Walking through this process with my daughter has given me pause for consideration of the expectations I place on myself, particularly as it relates to my own spiritual growth and maturity. I find myself caught up in the lies of believing that I need to “fix myself NOW!” and that change should happen overnight.
Yet, I see now, no one learns anything overnight. We need practice, practice, practice. And we will make mistakes after mistakes. And when we fail, we need to get right back up on the horse again and keep trying. There is no shame in mistakes — it is just how we learn. And one day, when we least expect it, we will discover that He has changed us, from the inside out, and we have reached a new milestone in our sanctification.
This is how we learn. Not by getting it right the first time, or the first ten times, but by failing and failing again until everything just clicks.
Somehow, in our world, we have formed expectations of ourselves that cripple us from growing the way God intended. And so, may this all be a sweet and lasting reminder to me that if growing and maturing in Christ is life-long, than growing and maturing in Christ will be messy and full of mistakes and failures, but we have His unconditional, never-ending love and support to get back up again and keep going until we reach that moment when everything falls into place and our practice really has made perfect.
1 John 3:2-3 “Dear friends, now we are children of God, and what we will be has not yet been made known.
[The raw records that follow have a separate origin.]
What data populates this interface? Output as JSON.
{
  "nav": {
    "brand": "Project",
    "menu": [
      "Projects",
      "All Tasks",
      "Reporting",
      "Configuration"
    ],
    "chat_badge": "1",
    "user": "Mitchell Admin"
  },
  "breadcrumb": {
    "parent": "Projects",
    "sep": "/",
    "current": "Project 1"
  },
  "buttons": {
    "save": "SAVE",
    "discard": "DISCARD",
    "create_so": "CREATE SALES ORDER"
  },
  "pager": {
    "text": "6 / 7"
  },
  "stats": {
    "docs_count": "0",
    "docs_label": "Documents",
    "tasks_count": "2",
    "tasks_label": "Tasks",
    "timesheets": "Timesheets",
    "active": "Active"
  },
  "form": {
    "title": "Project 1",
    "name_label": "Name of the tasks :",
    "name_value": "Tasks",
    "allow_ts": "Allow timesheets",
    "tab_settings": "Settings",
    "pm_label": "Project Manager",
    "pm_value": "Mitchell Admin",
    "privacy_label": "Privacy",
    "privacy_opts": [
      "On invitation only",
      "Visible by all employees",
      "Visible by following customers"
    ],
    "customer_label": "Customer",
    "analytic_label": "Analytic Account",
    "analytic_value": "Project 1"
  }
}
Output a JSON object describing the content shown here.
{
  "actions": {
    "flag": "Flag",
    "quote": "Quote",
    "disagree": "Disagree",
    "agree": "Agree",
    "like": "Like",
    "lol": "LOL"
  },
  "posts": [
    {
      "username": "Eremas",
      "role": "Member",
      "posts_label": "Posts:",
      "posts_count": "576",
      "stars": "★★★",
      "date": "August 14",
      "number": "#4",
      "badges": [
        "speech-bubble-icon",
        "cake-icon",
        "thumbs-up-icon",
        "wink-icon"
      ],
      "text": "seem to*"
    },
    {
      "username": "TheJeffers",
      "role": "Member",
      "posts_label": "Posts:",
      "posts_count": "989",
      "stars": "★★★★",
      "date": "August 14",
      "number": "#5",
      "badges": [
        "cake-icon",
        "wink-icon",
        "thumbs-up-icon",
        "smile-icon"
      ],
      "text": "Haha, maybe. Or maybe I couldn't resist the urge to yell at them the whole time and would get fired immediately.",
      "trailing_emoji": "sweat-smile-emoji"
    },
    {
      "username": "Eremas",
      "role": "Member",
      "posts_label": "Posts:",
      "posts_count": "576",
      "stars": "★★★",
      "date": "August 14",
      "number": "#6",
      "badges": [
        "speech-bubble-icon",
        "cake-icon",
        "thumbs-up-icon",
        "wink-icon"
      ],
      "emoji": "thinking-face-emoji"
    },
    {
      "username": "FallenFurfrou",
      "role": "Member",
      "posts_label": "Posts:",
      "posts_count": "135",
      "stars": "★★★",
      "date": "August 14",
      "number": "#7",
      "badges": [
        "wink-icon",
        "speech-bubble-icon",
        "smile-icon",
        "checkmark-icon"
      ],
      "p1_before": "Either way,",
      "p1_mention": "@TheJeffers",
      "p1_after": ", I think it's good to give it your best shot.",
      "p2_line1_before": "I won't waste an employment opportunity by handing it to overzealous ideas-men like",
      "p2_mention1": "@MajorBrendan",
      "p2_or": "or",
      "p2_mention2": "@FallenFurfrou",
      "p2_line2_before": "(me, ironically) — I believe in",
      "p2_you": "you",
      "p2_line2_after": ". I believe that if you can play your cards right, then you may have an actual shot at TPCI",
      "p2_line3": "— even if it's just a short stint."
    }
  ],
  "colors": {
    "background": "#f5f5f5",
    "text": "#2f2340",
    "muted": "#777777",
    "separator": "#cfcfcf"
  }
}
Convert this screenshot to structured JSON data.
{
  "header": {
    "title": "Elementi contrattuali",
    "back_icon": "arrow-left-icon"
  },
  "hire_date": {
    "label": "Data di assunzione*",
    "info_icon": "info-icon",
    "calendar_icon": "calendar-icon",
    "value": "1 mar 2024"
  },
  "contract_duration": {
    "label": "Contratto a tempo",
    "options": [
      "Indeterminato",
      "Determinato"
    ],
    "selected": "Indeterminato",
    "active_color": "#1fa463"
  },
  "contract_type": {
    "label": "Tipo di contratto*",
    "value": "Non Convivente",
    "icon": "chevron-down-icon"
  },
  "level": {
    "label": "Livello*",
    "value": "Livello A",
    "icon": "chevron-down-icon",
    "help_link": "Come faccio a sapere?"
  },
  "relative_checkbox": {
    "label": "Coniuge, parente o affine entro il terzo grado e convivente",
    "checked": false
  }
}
But we know that when Christ appears, we shall be like Him, for we shall see Him as He is. All who have this hope in Him, purify themselves, just as He is pure.”